And, of course, the valved instruments for which Wagner and successors wrote brought about a previously unprecedented importance of the "French" horn as part of the inevitable color of orchestral music.
Still, after Mozart there is only Brahms, among the core composers, who fully exploited the instrument's potential in an extended solo capacity--and that in but a single work, his Trio in E-flat, Opus 40.
Brahms' Trio has been newly recorded by members of the Boston Symphony Chamber Players: hornist Charles Kovalovski, violinist Joseph Silverstein, and pianist Gilbert Kalish (Nonesuch 779076).
Their playing is highly accomplished, with the hornist notably able to shade tone and project finely gradated dynamics.
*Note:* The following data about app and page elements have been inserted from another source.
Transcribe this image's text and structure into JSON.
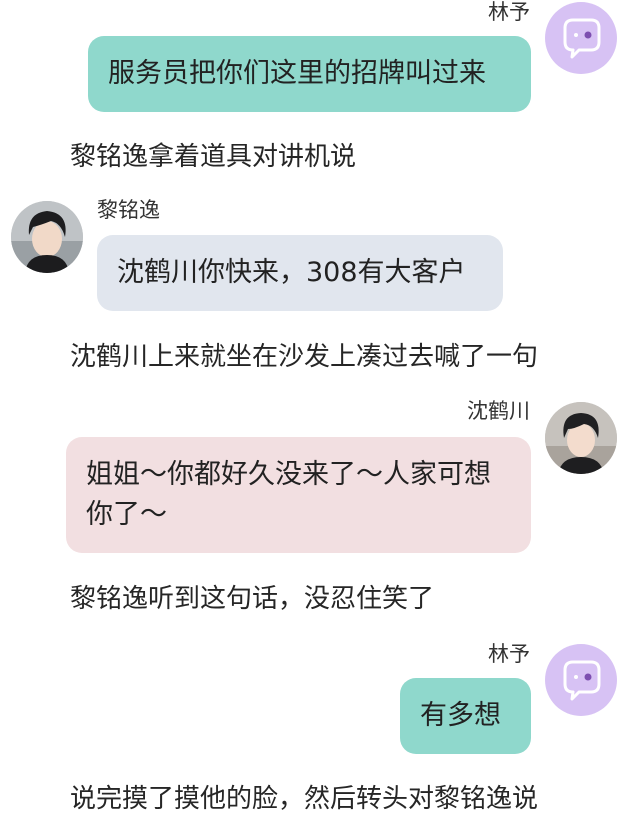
{
  "colors": {
    "self_bubble": "#8fd8cc",
    "other_bubble_1": "#e1e6ee",
    "other_bubble_2": "#f2dfe1",
    "self_avatar": "#d7c2f4"
  },
  "messages": [
    {
      "sender": "林予",
      "text": "服务员把你们这里的招牌叫过来",
      "avatar_icon": "chat-bubble-icon"
    },
    {
      "narration": "黎铭逸拿着道具对讲机说"
    },
    {
      "sender": "黎铭逸",
      "text": "沈鹤川你快来，308有大客户",
      "avatar_icon": "person-photo"
    },
    {
      "narration": "沈鹤川上来就坐在沙发上凑过去喊了一句"
    },
    {
      "sender": "沈鹤川",
      "text_line1": "姐姐～你都好久没来了～人家可想",
      "text_line2": "你了～",
      "avatar_icon": "person-photo"
    },
    {
      "narration": "黎铭逸听到这句话，没忍住笑了"
    },
    {
      "sender": "林予",
      "text": "有多想",
      "avatar_icon": "chat-bubble-icon"
    },
    {
      "narration": "说完摸了摸他的脸，然后转头对黎铭逸说"
    }
  ]
}
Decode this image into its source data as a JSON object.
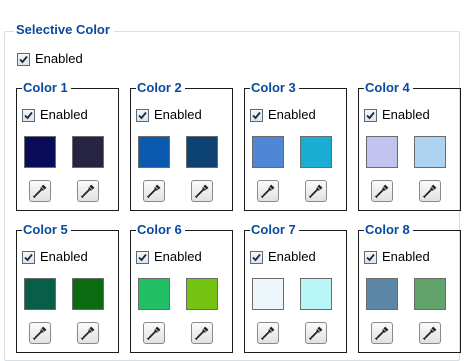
{
  "selective_color": {
    "title": "Selective Color",
    "enabled_label": "Enabled",
    "enabled": true
  },
  "colors": [
    {
      "title": "Color 1",
      "enabled_label": "Enabled",
      "enabled": true,
      "swatches": [
        "#0b0b5c",
        "#262343"
      ]
    },
    {
      "title": "Color 2",
      "enabled_label": "Enabled",
      "enabled": true,
      "swatches": [
        "#0c5aaf",
        "#0d4372"
      ]
    },
    {
      "title": "Color 3",
      "enabled_label": "Enabled",
      "enabled": true,
      "swatches": [
        "#4f87d5",
        "#1aaed4"
      ]
    },
    {
      "title": "Color 4",
      "enabled_label": "Enabled",
      "enabled": true,
      "swatches": [
        "#c3c3f0",
        "#aed3f1"
      ]
    },
    {
      "title": "Color 5",
      "enabled_label": "Enabled",
      "enabled": true,
      "swatches": [
        "#075e49",
        "#0b6b10"
      ]
    },
    {
      "title": "Color 6",
      "enabled_label": "Enabled",
      "enabled": true,
      "swatches": [
        "#21c065",
        "#74c212"
      ]
    },
    {
      "title": "Color 7",
      "enabled_label": "Enabled",
      "enabled": true,
      "swatches": [
        "#edf6fb",
        "#b9f6f8"
      ]
    },
    {
      "title": "Color 8",
      "enabled_label": "Enabled",
      "enabled": true,
      "swatches": [
        "#5b86a5",
        "#60a26a"
      ]
    }
  ],
  "icons": {
    "checkbox": "checkmark-icon",
    "picker": "eyedropper-icon"
  }
}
But the violinist's tight, omnipresent vibrato quickly becomes trying and one wishes the pianist would expand with the music rather than forever tighten its rhythms.
The Nonesuch effort has had the further misfortune to appear simultaneously with a reissue, in compact disc format (London 414128-2), of the ecstatic 1969 recording of the same work by hornist Barry Tuckwell, violinist Itzhak Perlman and pianist Vladimir Ashkenazy.
This is one of those all-star productions that works in spite of its not being a perfectly integrated effort. Each of the three virtuosos more or less goes his own way as regards rubato and dynamics. But they all play so superbly--and without allowing ensemble to become excessively diffuse--that one simply listens enraptured to the gorgeousness of Brahms' spacious melodies.
London couples the Horn trio, as it did in the original vinyl-disc release, with a big-toned, heart-on-sleeve Perlman-Ashkenazy reading of Franck's A-major Sonata, while Nonesuch chooses Brahms' pedestrian Trio in A minor, Opus 114, tautly played by the BSO's Harold Wright (clarinet), Jules Eskin (cello) and Kalish.
Barry Tuckwell is represented as well by a more recent production--nothing less than Mozart's complete oeuvre for horn (London 410 283-1, 3 records). This is an imported set, only that portion devoted to familiar Horn Concertos being available as a domestic London release.
Tuckwell, in spectacular form (is he ever not?) throughout these six sides, has surrounded himself with a superb supporting cast. Particularly welcome is his collaboration with the Gabrieli String Quartet in a warm and joyous account of the Horn Quintet, K. 407.
The seldom-heard Horn duos, K. 487, have Tuckwell playing both parts in one of those commonplace miracles of recording science. But there is nothing commonplace about this richly inventive music or the vivacity and aplomb with which it is executed.
Included as well in the set are fragments of abandoned horn concertos and the aria "Se il padre perdei" from "Idomeneo," characterfully, if effortfully, sung by soprano Sheila Armstrong, with Tuckwell playing the horn obbligato and conducting, as he does in all the orchestral works, the English Chamber Orchestra.
Finally, Tuckwell sensitively directs and fulfills his solo capacity in the Sinfonia Concertante, K. Anh. 9, in which the other excellent soloists are oboist Derek Wickens, clarinetist Robert Hill and bassoonist Martin Gatt.
In contrast to Tuckwell's elegant playing of the four horn concertos here are the jovially brassy, outdoorsy performances of Alan Civil, dating from the early 1960s. The Philharmonia Orchestra is conducted by Otto Klemperer, his accompaniments predictably weightier than those of Neville Marriner, Peter Maag and Tuckwell himself in the three Tuckwell-as-soloist recordings. But Klemperer's work is, nonetheless, rhythmically lively and neatly complementary to his soloist's style.
Mozart's mighty C-minor Serenade for Wind Octet, with Klemperer conducting first-chair players of the Philharmonia, is the generous bonus on this handsome-sounding reissue (Angel Eminence AE-34410).